This course includes listening, jazz theory lectures and assignments, transcription exercises, and composition-development-performance of improvisations based on jazz standards.


Goals and Objectives of the Course

After successfully completing the course in Jazz Improvisation, students will be able to:
1.    Identify jazz performances indicative of these historic eras:  blues, dixieland, swing, bop, avante garde/free jazz, contemporary/fusion jazz, smooth jazz, post-bop.
2.    Identify these basic jazz styles: swing, latin (samba/salsa/bossa nova), funk-rock, ballad.
3.    Identify and construct chords using standard chord symbol notation.
4.    Construct, identify, and perform chord-scale relationships that exist within basic progressions: ii-V7-I / I-vi-ii-V7-I / Blues (8bar-12bar-"bird blues").
5.    Transcribe an improvised solo as performed by a jazz artist.
6.    Perform and transcribe an improvised solo.

        
Assessment Measures

1. Class attendance and participation
2. Graded assignments:
    a.    Listening identification
    b.    Completed transcription of an improvised solo
    c.    Performance of improvised solos
    d.    Theory worksheets: chords/voicing’s
 
               
Other Course Information
•    Levine, Mark. The Jazz Theory Book.  Petaluna, CA: Scher, 1995
•    Levine, Mark. The Jazz Piano Book.  Petaluna, CA: Scher, 1989
•    Coker, Jerry. Patterns for Jazz. Lebanon, IN: Studio P/R. 1970
•    Haerle, Dan. The Jazz Language. Lebanon, IN: Studio P/R. 1981
•    Haerle, Dan. Jazz Tunes for Improvisation. Lebanon, IN: Studio P/R. 1981
•    Alfred Basic Adult Jazz/Rock Course (book/CD)
•    Alfred Mastertracks Jazz series (book/CD)
•    Alfred Mastertracks Jazz series (book/CD)
•    Berg, Shelly.
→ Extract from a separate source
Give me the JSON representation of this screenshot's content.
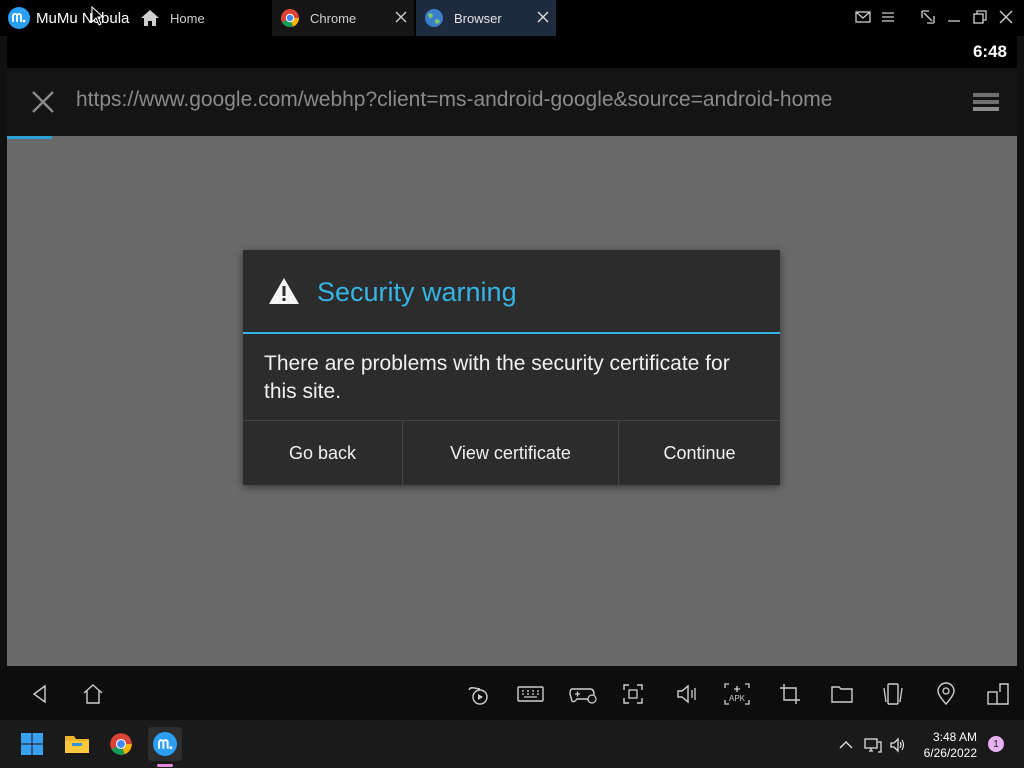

Essentials of Jazz Theory Book 1-2-3. Alfred. 2004
•    Aebersold, Jamie. Play-A-Long series

Review and Approval
DATE ACTION REVIEWED
February, 2006